    And how do you not get the name of one person killed even if the blast was four hours ago?

    At THIRD, on Monday night, we offered "Editorial: Do the deaths matter?"

    We included two Tweets in the editorial:

    Iraq, just like Syria, has endured the most death & ruin at ISIS's hands. But sadly, the global outrage and MSM coverage is slim to none. 💔

      5h5 hours ago

    Replying to 
    How many monuments around the world will be lit up in Iraq's colours to show solidarity with tonight's victims? How many minutes airtime?

    Maybe the world would take notice if the western press did?

    Taking notice means you include the dead.

    Including the dead does not mean you give numbers, it means you give details.

    You have to wonder how the impersonal 'reports' of this violence could impact other violence?
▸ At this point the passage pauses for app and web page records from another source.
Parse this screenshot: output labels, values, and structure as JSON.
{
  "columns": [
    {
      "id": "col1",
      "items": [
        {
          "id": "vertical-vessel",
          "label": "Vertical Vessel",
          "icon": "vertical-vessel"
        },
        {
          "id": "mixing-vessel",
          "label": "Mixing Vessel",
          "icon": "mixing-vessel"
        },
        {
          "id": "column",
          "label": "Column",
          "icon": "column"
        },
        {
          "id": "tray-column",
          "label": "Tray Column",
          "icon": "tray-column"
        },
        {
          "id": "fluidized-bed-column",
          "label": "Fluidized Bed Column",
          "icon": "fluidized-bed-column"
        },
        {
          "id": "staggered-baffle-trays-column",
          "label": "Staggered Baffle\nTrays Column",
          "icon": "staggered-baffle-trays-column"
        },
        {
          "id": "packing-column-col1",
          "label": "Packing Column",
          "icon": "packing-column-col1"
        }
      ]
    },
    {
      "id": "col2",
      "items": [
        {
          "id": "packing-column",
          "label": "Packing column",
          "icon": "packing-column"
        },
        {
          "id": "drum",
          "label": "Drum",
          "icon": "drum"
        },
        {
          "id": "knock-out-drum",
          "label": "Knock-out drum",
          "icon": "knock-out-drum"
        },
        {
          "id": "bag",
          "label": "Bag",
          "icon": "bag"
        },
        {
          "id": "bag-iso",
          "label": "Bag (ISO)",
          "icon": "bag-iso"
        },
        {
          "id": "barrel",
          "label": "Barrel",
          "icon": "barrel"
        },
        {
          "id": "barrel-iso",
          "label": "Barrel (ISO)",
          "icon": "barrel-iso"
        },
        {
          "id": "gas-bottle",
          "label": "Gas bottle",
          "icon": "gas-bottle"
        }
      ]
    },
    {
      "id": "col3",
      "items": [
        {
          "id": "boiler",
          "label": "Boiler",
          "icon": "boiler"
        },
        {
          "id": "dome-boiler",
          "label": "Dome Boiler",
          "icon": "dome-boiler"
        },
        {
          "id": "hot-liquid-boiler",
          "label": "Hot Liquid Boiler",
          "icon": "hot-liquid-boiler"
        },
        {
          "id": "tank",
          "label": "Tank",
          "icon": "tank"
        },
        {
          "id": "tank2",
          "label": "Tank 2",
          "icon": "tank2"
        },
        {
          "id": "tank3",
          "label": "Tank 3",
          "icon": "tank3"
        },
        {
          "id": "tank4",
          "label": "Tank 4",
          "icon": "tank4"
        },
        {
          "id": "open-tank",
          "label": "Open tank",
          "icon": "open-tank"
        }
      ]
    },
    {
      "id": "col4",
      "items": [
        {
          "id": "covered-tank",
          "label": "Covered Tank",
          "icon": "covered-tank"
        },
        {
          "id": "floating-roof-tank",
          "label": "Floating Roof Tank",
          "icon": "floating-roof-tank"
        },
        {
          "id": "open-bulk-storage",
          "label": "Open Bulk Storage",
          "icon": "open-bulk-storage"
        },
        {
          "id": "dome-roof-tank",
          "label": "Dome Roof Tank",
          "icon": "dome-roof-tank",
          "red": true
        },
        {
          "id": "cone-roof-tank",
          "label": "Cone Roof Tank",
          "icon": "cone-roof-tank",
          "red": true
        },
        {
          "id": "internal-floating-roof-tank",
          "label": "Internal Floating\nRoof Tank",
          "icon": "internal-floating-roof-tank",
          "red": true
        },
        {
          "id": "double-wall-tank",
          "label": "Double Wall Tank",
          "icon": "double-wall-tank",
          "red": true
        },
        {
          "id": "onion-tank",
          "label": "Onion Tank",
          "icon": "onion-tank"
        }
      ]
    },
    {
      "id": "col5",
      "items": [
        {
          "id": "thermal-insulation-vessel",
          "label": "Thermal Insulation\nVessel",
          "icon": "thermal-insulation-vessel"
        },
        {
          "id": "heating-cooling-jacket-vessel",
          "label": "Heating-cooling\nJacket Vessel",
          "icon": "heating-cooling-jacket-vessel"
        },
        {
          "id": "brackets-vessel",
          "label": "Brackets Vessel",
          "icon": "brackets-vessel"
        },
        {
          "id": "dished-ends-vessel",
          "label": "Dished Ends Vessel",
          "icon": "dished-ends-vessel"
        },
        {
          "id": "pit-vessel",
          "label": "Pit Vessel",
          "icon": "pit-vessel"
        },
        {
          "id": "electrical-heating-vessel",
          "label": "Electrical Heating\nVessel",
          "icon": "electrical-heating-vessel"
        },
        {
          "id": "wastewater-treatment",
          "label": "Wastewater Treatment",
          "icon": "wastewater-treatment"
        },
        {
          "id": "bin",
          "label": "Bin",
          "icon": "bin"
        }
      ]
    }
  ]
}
    The reports indicate -- by failing to cover the victims -- that lives don't matter.

    How does that impact readers in Iraq?

    Because a westerner was one of the victims, we have a name.

    We have no names of the Iraqis, though.

    And we're treating this as normal.

    It's not.

    It's not even reporting.

    They need to dig a little deeper.  And the video is Ella Eyre performing "Deeper."

    Violence isn't limited to Baghdad and Mosul.

    Bomb attack in Iraq's Hit city In Anbar province kills 14, injures 23

    Meanwhile, it's day 224 of The Mosul Slog.

    On The Mosul Slog, James Cogan (WSWS) reports:

    Secretary of Defense James Mattis has again declared, during a lengthy interview with CBS News on Sunday, that the US-led campaign against the Islamic State of Iraq and Syria (ISIS) has shifted from “attrition tactics” to “annihilation tactics.”
    Mattis implied these “tactics” included the extra-judicial execution of wounded or captured people suspected of being ISIS militants—a flagrant war crime under international law. The former marine general, who directed the murderous US military assaults against Iraqi insurgents in the city of Fallujah in 2004, told CBS: “Our intention is that the foreign fighters do not survive to return home to North Africa, to Europe, to America, to Asia, to Africa. We’re not going to allow them to do so.”
    The current focus of the US-directed war on ISIS is the northern Iraqi city of Mosul, which once had a population of over 1.6 million. After months of relentless air strikes and bloody street-to-street fighting, the Iraqi government claims that the remaining ISIS fighters are trapped in the compact and densely-populated suburbs of Mosul’s west, known as the “Old City.” What is left of the ISIS leadership is believed to be holed up in the 900-year old Great Mosque of al-Nuri, where ISIS leader Abu Bakr al-Baghdadi proclaimed a “caliphate” three years ago.
    In October 2016, a massive force of Iraqi troops, Kurdish peshmerga militias and Shiite militias began the offensive to retake Mosul. The assault has been supported from the air by jet fighter-bombers and helicopter gunships provided by the US, Australia, Britain, Canada and France. Iraqi ground forces are being accompanied into battle by special forces personnel from the same countries. Iraqi military commanders have boasted they will complete the recapture of Mosul over the coming two weeks.
    Earlier this month, Iraqi commanders claimed that some 16,000 ISIS fighters had been killed in the Mosul area since October. When the offensive began, the number of ISIS fighters in the city was generally estimated, by both US and Iraqi government sources, at around 5,000, and at the most, 10,000.
    How many of the purported ISIS dead were in fact non-combatants may never be known. What is known, however, is that all males from Mosul older than 14 have been interrogated by government forces as potential ISIS fighters. An unknown number have not survived the process.
    In now widely published images, taken between October and December 2016, photographer Ali Arkady captured, in photo and film, some of the horrific torture inflicted during interrogations. According to a March report by Human Rights Watch, some 1,269 people, detained during the earlier stages of the fighting, were being held in “horrendous” and “degrading” conditions in makeshift prison camps. Some 700 others had been transferred to prisons in Baghdad.

    The following community sites -- plus Jody Watley -- updated: